Data records —
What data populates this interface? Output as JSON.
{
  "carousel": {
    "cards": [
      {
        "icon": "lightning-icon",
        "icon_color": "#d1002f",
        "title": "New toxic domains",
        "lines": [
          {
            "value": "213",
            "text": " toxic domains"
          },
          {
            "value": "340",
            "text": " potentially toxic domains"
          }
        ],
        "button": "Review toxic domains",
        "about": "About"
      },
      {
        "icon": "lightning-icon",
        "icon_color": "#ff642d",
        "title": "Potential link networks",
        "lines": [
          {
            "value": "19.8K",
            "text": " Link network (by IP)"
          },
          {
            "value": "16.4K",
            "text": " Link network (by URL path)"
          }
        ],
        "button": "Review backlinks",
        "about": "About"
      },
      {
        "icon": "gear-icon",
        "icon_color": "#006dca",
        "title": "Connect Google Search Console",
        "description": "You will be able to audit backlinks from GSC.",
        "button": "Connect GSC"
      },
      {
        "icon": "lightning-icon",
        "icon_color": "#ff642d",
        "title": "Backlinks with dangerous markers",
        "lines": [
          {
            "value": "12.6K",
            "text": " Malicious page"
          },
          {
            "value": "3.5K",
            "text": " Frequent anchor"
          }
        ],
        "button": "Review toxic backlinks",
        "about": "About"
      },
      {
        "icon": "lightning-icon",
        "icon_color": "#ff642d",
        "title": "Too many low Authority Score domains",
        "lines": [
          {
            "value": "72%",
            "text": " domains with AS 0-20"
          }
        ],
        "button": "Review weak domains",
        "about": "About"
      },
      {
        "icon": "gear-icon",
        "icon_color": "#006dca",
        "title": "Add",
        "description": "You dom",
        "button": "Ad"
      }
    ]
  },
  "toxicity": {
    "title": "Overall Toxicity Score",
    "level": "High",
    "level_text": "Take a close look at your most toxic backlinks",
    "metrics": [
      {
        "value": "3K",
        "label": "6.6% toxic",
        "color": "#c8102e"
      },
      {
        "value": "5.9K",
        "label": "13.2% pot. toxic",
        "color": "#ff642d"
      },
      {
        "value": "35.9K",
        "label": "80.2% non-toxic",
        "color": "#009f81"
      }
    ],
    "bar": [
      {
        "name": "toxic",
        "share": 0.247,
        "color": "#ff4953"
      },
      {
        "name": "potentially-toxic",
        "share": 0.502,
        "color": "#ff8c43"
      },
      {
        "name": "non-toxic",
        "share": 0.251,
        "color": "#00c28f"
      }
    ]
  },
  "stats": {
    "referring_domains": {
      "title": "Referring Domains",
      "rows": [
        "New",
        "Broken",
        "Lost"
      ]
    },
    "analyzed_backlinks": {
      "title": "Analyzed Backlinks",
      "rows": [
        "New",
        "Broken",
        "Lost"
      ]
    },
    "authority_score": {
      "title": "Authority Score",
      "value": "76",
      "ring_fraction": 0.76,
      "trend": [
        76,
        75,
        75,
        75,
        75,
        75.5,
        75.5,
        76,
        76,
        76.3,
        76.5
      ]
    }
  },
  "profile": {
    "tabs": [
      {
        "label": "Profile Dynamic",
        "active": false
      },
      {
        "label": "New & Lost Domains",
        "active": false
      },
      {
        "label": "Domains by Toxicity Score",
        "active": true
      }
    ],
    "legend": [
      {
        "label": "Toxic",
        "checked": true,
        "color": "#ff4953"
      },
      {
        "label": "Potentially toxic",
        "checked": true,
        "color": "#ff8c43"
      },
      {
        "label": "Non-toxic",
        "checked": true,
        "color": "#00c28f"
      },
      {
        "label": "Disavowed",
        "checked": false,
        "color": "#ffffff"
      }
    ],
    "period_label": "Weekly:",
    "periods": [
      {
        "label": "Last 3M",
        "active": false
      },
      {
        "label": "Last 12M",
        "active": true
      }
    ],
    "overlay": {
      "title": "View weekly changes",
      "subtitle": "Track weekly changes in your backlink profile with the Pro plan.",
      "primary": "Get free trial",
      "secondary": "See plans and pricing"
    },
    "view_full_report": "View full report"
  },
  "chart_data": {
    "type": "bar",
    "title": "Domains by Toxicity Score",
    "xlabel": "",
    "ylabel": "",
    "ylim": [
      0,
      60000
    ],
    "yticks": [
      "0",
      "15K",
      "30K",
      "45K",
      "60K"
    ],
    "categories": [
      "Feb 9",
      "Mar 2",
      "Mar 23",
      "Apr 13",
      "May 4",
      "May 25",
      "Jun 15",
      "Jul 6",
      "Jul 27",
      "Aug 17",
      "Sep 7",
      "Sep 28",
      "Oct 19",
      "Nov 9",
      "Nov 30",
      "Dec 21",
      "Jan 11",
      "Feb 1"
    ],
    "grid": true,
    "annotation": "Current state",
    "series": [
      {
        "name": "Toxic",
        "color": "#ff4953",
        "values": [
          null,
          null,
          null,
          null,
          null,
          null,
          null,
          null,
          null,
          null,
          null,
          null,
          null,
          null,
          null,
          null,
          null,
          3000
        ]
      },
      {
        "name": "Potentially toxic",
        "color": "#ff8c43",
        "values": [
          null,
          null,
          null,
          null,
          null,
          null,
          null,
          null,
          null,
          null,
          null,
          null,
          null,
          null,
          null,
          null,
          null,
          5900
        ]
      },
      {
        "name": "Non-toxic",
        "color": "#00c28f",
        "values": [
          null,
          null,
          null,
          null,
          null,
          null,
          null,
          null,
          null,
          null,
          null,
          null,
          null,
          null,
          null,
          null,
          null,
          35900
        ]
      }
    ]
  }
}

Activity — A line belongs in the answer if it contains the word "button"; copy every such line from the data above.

Output below —
        "button": "Review toxic domains",
        "button": "Review backlinks",
        "button": "Connect GSC"
        "button": "Review toxic backlinks",
        "button": "Review weak domains",
        "button": "Ad"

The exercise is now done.